Elizabeth had just gotten the call every sales person hopes for each day. A target account in her territory reached out and asked that she come right away to help them with a big problem. Knowing her technical expertise could be very valuable in this situation, Elizabeth felt sure that winning the project was just a matter of not making a fatal mistake. Her competitive fires were stoked and her confidence at an all-time high as she made the appointment to be there three days later. Despite the repeated requests for her to drop everything else she had going, Elizabeth held firm and kept the date she asked for at the outset of the conversation. She had seen this movie before so this time she was determined to keep her emotions under control and the prospect on a leash instead of rushing head long into another disappointment.
Like many less disciplined sales people, Elizabeth's emotions and inability to control them led her down this road many times before, only to find out she had been taken down the path to nowhere. The prospects all know how to hook eager sales people that think a frantic call for help means that someone has to buy no matter what. "We need to place an order right now," and "price isn't an issue" were the lines she had fallen for early and often in her career, and Elizabeth made a commitment to learn that lesson once and for all after spending a commission she hadn't earned yet. So whenever she encountered what sounded like a "blue bird" opportunity, Elizabeth stopped long enough to assert control over her emotions and the process.

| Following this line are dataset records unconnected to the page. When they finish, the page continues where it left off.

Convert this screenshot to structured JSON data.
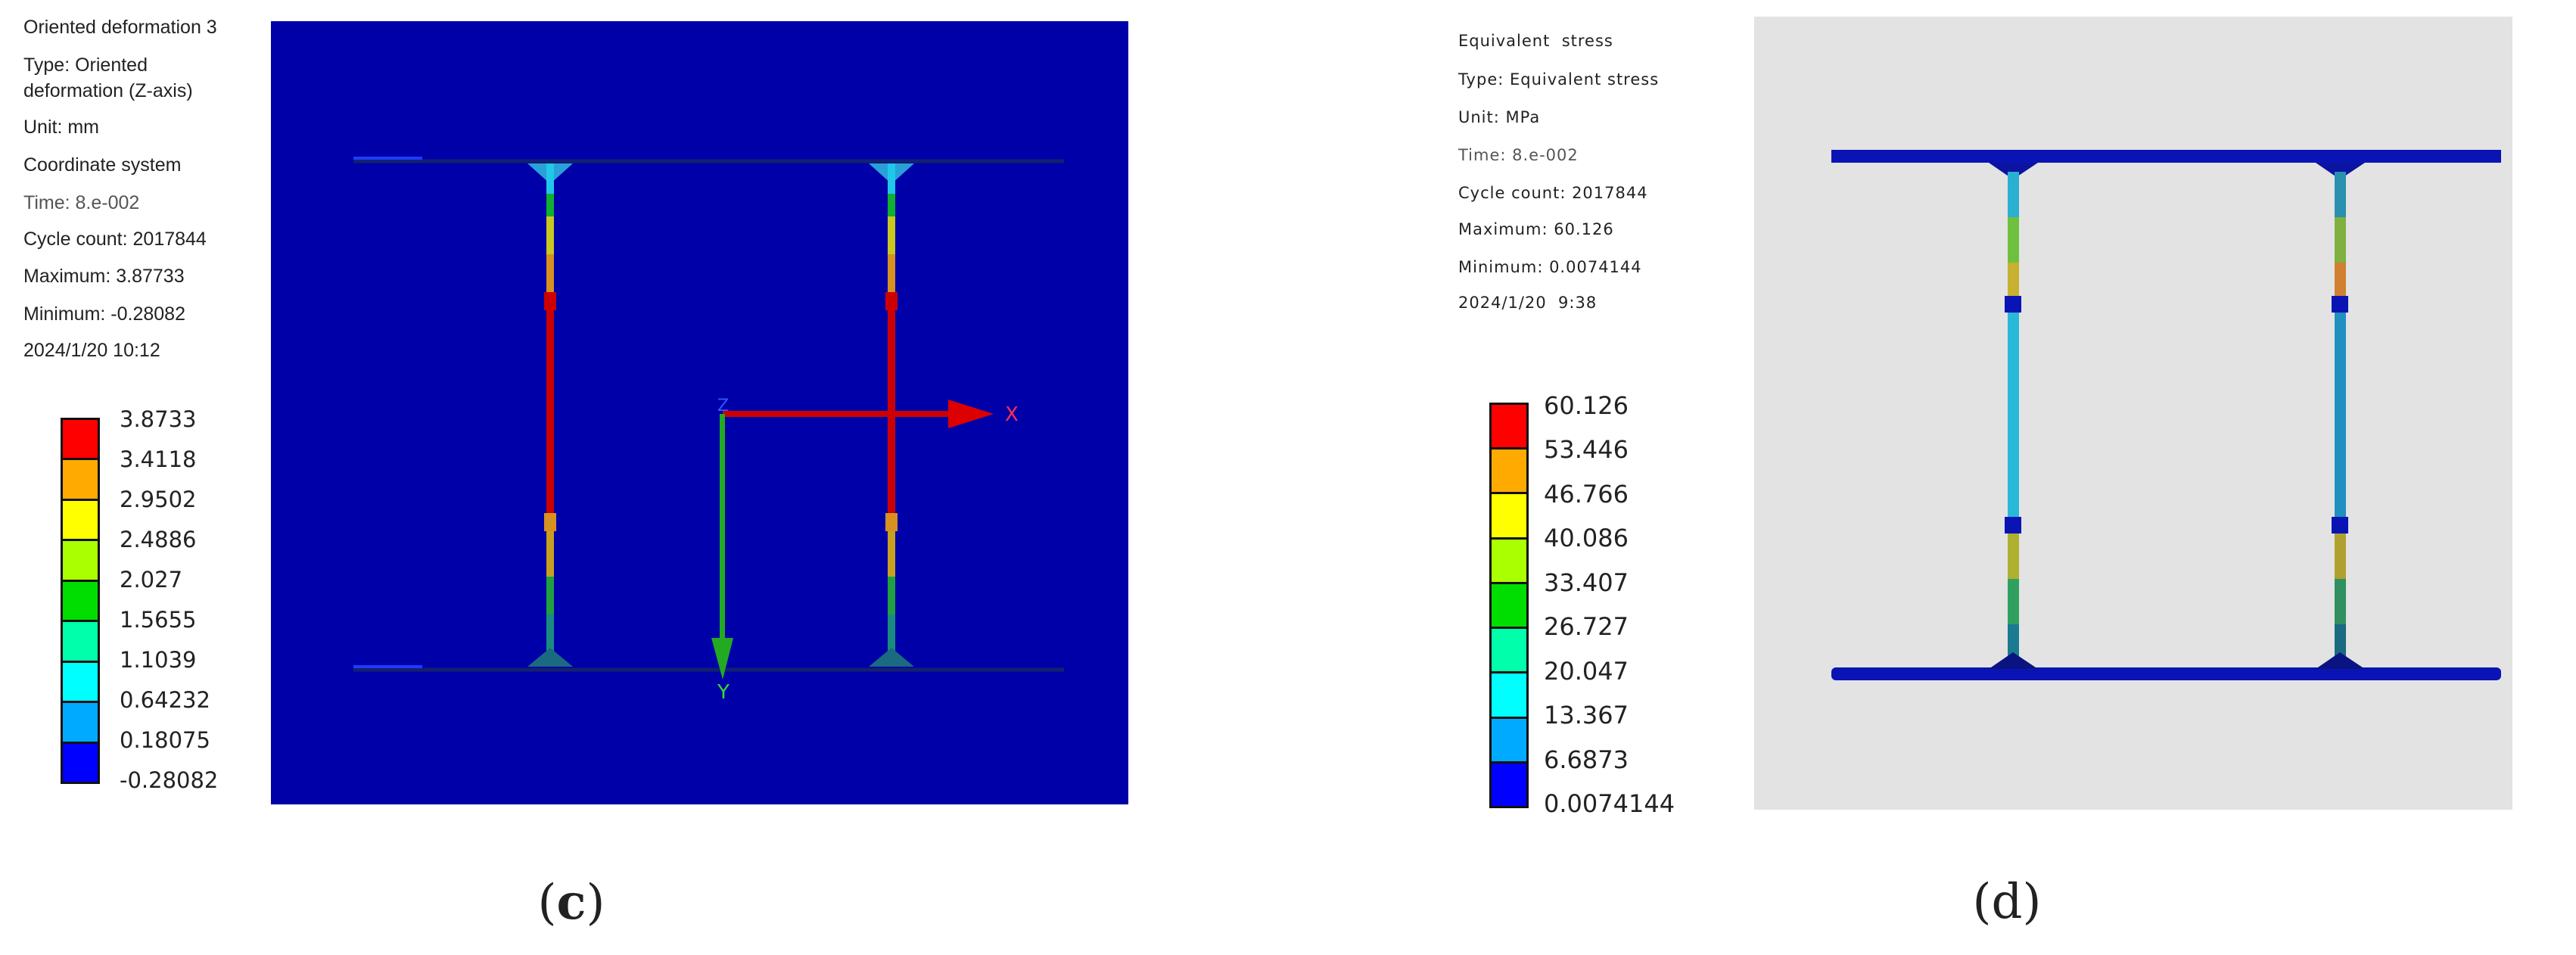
{
  "panel_c": {
    "caption_open": "(",
    "caption_letter": "c",
    "caption_close": ")",
    "info": [
      "Oriented deformation 3",
      "Type: Oriented",
      "deformation (Z-axis)",
      "Unit: mm",
      "Coordinate system",
      "Time: 8.e-002",
      "Cycle count: 2017844",
      "Maximum: 3.87733",
      "Minimum: -0.28082",
      "2024/1/20 10:12"
    ],
    "legend_labels": [
      "3.8733",
      "3.4118",
      "2.9502",
      "2.4886",
      "2.027",
      "1.5655",
      "1.1039",
      "0.64232",
      "0.18075",
      "-0.28082"
    ],
    "axis_labels": {
      "x": "X",
      "y": "Y",
      "z": "Z"
    },
    "background_color": "#0000a8"
  },
  "panel_d": {
    "caption_open": "(",
    "caption_letter": "d",
    "caption_close": ")",
    "info": [
      "Equivalent  stress",
      "Type: Equivalent stress",
      "Unit: MPa",
      "Time: 8.e-002",
      "Cycle count: 2017844",
      "Maximum: 60.126",
      "Minimum: 0.0074144",
      "2024/1/20  9:38"
    ],
    "legend_labels": [
      "60.126",
      "53.446",
      "46.766",
      "40.086",
      "33.407",
      "26.727",
      "20.047",
      "13.367",
      "6.6873",
      "0.0074144"
    ],
    "background_color": "#e3e3e3"
  },
  "legend_colors": [
    "#ff0000",
    "#ffaa00",
    "#ffff00",
    "#aaff00",
    "#00dd00",
    "#00ffaa",
    "#00ffff",
    "#00aaff",
    "#0000ff"
  ]
}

By forcing herself to ask questions where perhaps she didn't want to hear the answer, Elizabeth was able to get the prospect to discover how much they really did need her help. The questions she employed helped the client figure out how expensive it really had become to do business with the competitor (the one that promised everything was "no problem"). Instead of rushing in with a demo or presentation full of surefire features and benefits, Elizabeth controlled the entire process, made sure she followed the rules of engagement and did not agree to a deal that wasn't in the best interest of her firm. Phrases like "help me understand" and "What do you see as the best timeline" allowed the prospect to give her the information she needed to make sound business decisions. She had been right; Elizabeth ended up getting the order because she had made sure she didn't screw this one up by going too fast.
Can you think of ONE situation where you should have slowed the process down before moving forward? Would your outcome have changed had you slowed down to speed up?
Final Thoughts for the Morning:
From the interwebs: Building business is like the race BETWEEN the hare and the tortoise. Steady consistency tops erratic speed.
Your Top 3 Goals & Tactics for the Week
LAST WEEK: Update us on how things went last week with your stated Goals and GD Tactics.
THIS WEEK: Please share your Top 3 Goals for this week and the GD tactics you plan to deploy.